──────── DATASET EXTRACT ────────

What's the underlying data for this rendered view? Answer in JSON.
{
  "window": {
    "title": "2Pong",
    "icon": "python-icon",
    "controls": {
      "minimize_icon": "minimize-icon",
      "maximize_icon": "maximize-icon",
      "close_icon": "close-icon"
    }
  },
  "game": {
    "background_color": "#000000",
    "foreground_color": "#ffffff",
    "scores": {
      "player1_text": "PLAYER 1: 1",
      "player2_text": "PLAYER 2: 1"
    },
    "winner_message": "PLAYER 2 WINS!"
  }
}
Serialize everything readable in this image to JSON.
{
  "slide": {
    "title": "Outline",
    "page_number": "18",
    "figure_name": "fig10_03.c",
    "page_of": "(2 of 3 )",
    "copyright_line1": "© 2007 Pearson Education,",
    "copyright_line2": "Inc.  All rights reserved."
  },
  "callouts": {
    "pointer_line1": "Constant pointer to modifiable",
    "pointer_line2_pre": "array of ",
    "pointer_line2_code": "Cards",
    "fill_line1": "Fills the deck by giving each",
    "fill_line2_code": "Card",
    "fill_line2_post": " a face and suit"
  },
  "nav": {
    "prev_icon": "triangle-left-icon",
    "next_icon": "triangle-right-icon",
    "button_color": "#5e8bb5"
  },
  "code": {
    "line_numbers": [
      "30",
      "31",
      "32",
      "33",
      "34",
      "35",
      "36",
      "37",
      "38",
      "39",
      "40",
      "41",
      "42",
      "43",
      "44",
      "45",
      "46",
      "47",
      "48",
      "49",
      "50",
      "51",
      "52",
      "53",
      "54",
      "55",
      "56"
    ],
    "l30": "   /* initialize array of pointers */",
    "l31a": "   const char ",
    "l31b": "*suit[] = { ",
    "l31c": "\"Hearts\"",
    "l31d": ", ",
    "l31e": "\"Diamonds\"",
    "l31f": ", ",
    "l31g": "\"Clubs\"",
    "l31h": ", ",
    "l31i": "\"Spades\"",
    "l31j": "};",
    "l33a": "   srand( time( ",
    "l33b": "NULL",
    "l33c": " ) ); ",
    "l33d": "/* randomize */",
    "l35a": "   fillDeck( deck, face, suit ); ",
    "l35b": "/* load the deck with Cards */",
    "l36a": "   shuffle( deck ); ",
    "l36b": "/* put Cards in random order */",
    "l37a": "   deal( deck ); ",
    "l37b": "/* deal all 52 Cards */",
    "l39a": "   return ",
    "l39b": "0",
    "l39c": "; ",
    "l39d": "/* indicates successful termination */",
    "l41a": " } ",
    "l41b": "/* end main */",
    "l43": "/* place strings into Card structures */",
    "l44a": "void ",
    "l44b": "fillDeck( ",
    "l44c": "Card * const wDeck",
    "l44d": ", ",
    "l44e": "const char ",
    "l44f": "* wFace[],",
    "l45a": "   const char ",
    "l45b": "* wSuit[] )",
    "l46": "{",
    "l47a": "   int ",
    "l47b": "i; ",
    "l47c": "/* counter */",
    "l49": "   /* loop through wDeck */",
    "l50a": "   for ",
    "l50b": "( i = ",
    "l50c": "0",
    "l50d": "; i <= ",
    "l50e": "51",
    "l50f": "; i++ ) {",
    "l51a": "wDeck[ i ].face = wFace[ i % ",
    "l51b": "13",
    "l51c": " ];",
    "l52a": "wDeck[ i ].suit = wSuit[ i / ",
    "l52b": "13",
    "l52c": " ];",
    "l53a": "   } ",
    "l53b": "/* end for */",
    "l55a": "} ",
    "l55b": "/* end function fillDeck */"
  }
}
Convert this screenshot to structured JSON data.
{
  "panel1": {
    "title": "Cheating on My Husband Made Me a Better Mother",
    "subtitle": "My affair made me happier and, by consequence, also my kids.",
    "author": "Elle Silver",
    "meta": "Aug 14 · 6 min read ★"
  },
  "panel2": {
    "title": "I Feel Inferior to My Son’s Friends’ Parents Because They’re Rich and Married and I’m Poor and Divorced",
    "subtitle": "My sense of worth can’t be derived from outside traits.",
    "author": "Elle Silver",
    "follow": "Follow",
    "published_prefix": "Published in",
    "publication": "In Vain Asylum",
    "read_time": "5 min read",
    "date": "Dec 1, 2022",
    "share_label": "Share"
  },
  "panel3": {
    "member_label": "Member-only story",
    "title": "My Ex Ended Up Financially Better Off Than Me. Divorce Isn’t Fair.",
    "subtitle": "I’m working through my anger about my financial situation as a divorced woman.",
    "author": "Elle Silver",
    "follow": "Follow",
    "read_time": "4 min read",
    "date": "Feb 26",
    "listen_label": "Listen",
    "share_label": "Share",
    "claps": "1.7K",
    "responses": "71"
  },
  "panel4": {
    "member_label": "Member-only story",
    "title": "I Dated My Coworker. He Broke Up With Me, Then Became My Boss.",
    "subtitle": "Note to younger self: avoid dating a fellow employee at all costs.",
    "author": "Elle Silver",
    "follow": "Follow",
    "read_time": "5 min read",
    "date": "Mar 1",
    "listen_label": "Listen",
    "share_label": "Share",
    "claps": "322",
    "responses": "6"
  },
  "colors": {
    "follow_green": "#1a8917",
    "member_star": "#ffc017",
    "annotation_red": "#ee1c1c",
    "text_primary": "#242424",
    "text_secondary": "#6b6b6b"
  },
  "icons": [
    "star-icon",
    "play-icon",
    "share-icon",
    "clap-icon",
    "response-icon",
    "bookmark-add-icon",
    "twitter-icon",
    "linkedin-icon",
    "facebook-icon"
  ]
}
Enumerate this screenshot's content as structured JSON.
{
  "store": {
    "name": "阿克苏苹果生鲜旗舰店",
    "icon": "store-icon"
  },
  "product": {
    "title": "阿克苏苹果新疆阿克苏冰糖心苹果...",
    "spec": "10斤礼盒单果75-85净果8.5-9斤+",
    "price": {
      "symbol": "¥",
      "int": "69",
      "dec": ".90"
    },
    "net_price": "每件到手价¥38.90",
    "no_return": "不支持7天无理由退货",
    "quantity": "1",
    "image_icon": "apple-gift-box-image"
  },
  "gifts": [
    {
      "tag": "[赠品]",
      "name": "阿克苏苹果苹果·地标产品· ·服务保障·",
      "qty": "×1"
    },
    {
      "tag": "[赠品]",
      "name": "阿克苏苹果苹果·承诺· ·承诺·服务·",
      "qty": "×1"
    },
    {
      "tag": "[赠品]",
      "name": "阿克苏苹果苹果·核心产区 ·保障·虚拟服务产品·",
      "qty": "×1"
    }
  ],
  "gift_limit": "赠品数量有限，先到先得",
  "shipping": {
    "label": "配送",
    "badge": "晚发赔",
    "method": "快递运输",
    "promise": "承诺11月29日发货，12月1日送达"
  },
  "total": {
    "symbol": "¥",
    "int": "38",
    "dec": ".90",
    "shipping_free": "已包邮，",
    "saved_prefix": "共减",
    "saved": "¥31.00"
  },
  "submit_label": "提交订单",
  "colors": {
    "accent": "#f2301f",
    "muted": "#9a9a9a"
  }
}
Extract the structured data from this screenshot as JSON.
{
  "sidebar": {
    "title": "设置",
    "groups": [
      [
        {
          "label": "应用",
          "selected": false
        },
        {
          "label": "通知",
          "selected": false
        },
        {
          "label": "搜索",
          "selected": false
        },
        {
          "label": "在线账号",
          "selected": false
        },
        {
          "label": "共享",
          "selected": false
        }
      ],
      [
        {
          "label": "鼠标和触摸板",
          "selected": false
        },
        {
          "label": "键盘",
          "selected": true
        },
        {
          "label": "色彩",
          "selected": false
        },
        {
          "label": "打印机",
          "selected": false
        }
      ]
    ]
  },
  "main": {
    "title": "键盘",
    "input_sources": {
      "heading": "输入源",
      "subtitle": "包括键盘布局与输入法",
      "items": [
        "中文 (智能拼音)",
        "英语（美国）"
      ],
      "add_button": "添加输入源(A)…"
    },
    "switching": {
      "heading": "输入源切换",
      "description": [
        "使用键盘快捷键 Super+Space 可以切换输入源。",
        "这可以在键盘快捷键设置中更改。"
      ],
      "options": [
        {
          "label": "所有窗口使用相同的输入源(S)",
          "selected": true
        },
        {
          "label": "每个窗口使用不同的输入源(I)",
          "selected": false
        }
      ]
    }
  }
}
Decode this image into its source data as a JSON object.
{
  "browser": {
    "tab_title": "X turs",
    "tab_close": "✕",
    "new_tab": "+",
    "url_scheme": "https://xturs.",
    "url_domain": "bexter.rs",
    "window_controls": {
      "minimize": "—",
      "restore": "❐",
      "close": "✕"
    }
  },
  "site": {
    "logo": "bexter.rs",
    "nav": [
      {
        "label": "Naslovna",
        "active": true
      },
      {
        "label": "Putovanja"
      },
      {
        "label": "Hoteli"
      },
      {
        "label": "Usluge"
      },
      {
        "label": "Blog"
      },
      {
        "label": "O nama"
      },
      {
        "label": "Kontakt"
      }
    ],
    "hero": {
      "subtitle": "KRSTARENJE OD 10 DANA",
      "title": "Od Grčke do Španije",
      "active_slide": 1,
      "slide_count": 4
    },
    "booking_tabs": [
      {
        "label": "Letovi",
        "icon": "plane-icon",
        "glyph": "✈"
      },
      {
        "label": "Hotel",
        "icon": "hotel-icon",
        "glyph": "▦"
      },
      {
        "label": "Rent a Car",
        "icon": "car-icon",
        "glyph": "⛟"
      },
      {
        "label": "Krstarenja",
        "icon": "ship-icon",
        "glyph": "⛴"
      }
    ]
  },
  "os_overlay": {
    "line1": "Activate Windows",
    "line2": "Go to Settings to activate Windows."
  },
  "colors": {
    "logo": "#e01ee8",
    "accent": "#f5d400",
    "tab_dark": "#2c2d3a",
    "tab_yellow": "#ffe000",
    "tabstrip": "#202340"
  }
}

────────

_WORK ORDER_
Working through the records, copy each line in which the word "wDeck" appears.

_TASK OUTPUT_
    "l44c": "Card * const wDeck",
    "l49": "   /* loop through wDeck */",
    "l51a": "wDeck[ i ].face = wFace[ i % ",
    "l52a": "wDeck[ i ].suit = wSuit[ i / ",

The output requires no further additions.